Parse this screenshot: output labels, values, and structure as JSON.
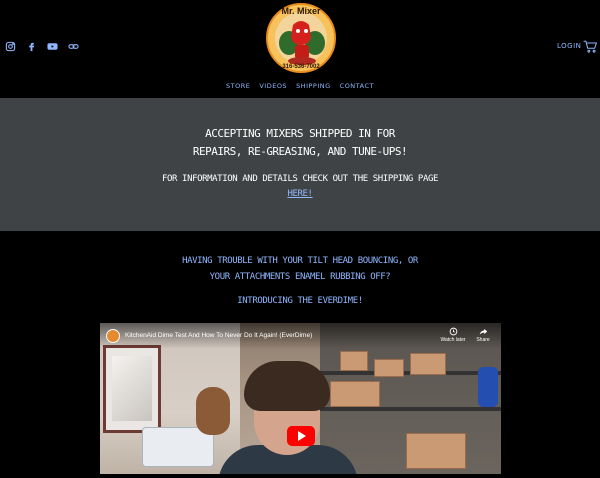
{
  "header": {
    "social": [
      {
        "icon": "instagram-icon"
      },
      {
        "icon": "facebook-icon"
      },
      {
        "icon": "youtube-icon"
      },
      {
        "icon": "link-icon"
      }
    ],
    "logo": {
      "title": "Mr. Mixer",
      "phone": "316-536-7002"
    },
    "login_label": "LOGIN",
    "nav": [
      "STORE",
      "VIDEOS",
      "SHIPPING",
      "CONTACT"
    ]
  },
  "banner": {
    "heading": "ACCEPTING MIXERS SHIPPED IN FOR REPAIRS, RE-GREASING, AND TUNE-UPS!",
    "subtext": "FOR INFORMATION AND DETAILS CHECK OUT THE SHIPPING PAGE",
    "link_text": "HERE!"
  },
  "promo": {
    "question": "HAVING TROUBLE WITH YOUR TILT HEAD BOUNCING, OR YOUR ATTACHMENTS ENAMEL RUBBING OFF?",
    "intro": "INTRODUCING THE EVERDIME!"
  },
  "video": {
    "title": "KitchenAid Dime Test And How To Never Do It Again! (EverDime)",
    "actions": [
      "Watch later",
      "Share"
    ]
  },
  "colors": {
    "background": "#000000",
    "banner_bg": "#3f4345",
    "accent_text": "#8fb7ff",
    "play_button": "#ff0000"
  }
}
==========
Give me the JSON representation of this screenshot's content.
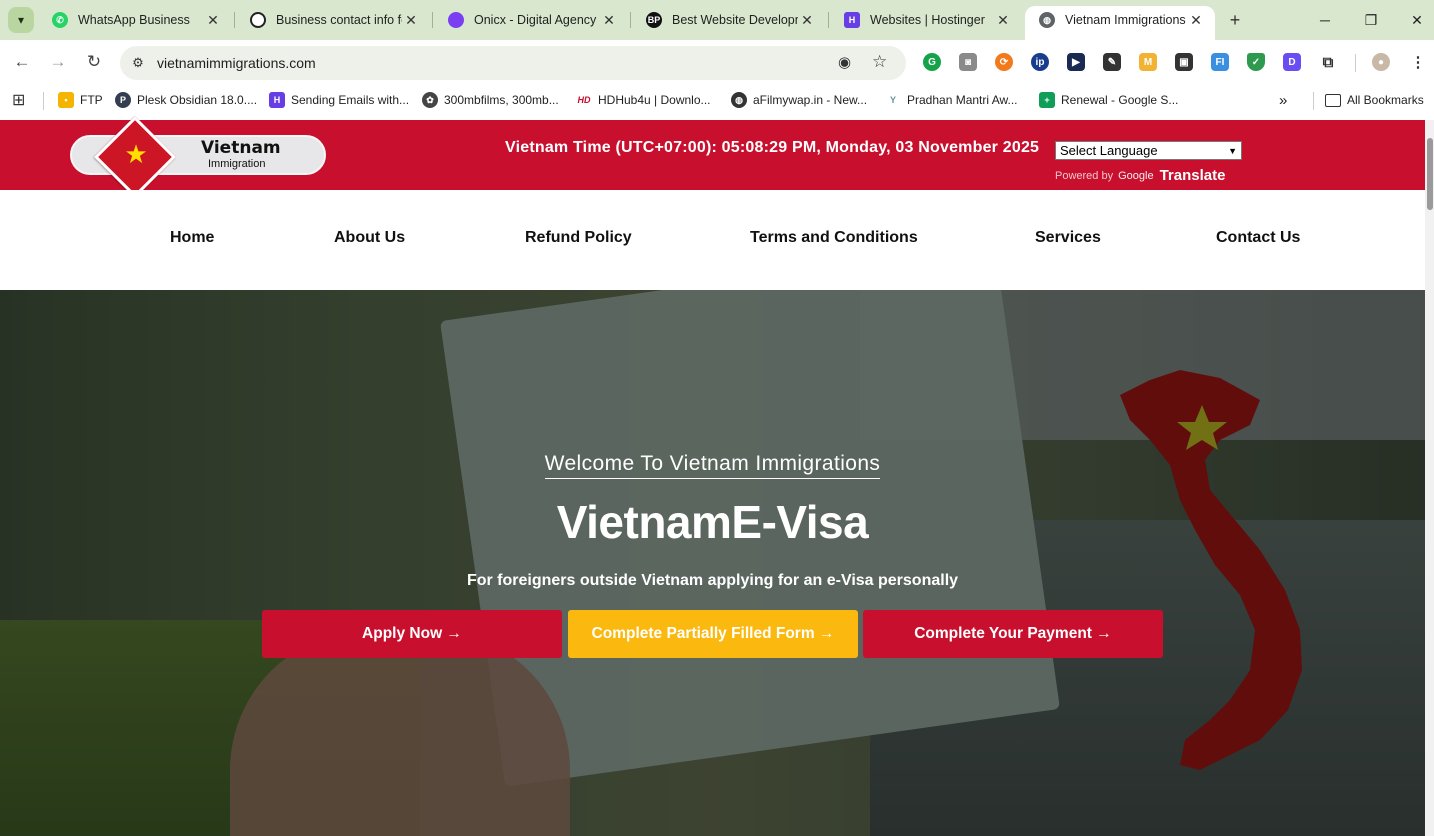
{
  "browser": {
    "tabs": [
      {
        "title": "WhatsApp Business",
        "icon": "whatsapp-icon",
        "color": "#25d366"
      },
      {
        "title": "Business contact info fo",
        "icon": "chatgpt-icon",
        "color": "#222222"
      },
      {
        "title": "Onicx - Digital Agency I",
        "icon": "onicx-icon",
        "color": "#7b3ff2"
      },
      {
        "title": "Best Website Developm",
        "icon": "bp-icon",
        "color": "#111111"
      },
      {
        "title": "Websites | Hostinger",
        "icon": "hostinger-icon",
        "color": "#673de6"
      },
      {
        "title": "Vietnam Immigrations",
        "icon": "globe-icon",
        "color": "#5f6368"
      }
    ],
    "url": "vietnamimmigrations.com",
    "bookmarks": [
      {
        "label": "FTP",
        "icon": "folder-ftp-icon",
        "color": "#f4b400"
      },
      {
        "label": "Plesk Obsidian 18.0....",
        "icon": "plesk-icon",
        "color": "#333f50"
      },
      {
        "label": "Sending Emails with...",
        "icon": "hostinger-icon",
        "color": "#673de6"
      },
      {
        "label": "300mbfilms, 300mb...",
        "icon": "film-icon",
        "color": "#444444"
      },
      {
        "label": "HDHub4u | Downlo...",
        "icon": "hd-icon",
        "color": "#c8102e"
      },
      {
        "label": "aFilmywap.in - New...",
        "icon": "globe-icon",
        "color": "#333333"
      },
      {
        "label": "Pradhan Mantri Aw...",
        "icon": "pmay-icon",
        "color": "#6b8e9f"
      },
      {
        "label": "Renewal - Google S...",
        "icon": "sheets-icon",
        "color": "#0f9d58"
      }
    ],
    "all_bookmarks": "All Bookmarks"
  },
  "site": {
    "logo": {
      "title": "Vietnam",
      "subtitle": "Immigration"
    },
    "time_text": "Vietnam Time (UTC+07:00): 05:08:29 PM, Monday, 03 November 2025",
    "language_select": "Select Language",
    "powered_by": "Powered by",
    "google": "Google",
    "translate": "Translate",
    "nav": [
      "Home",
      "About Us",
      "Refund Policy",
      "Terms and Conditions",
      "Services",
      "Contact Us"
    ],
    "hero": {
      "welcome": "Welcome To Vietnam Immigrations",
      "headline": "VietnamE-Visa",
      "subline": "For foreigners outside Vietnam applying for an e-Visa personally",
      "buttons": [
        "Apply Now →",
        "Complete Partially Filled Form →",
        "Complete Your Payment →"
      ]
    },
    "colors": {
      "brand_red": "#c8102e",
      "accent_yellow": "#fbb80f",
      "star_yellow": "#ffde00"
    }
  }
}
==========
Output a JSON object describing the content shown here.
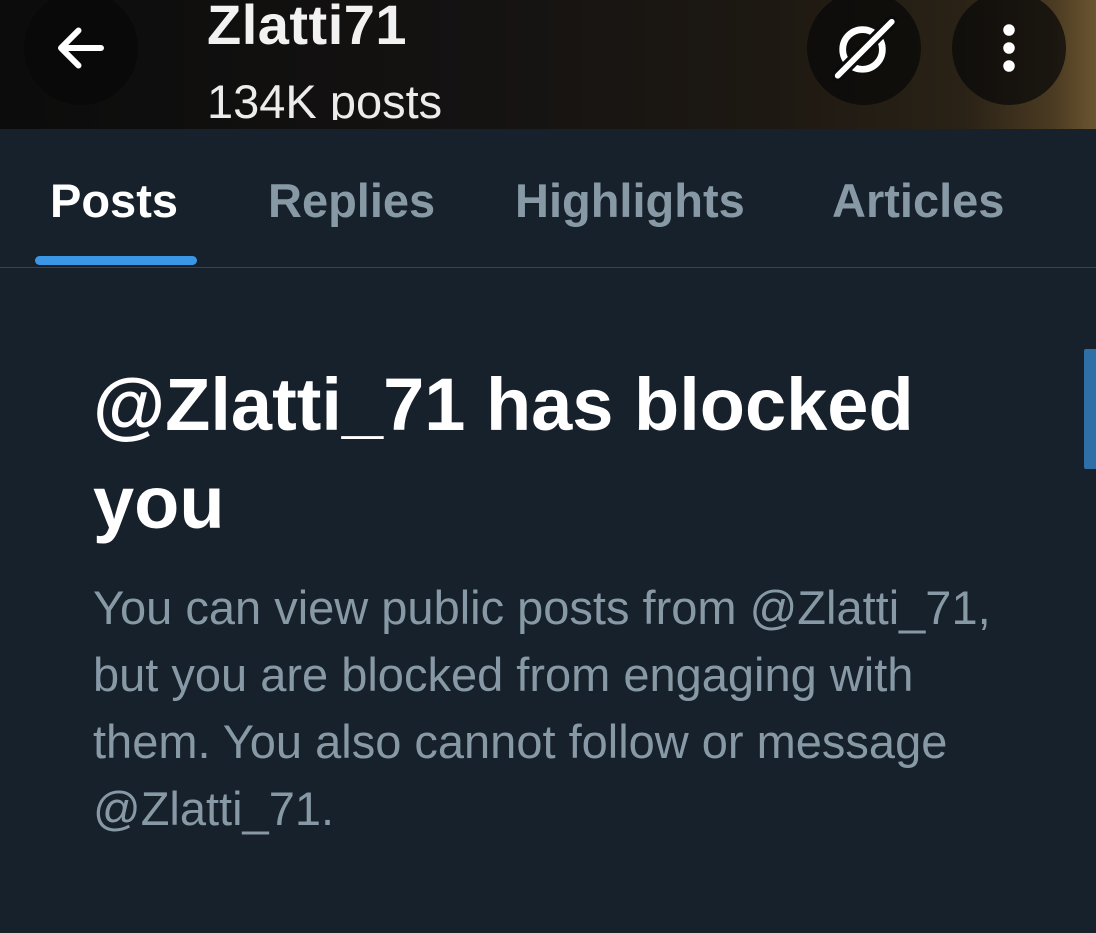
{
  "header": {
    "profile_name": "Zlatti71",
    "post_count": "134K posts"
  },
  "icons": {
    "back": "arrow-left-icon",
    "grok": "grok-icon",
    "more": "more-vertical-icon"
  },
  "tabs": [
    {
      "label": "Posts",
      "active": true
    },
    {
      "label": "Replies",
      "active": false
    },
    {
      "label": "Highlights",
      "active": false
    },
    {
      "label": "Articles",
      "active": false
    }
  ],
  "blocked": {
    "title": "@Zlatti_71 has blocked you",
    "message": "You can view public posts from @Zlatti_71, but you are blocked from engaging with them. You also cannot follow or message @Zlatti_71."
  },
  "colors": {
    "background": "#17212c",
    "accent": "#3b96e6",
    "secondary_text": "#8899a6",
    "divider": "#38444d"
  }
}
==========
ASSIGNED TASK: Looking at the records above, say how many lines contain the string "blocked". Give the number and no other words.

EXPECTED OUTPUT: 3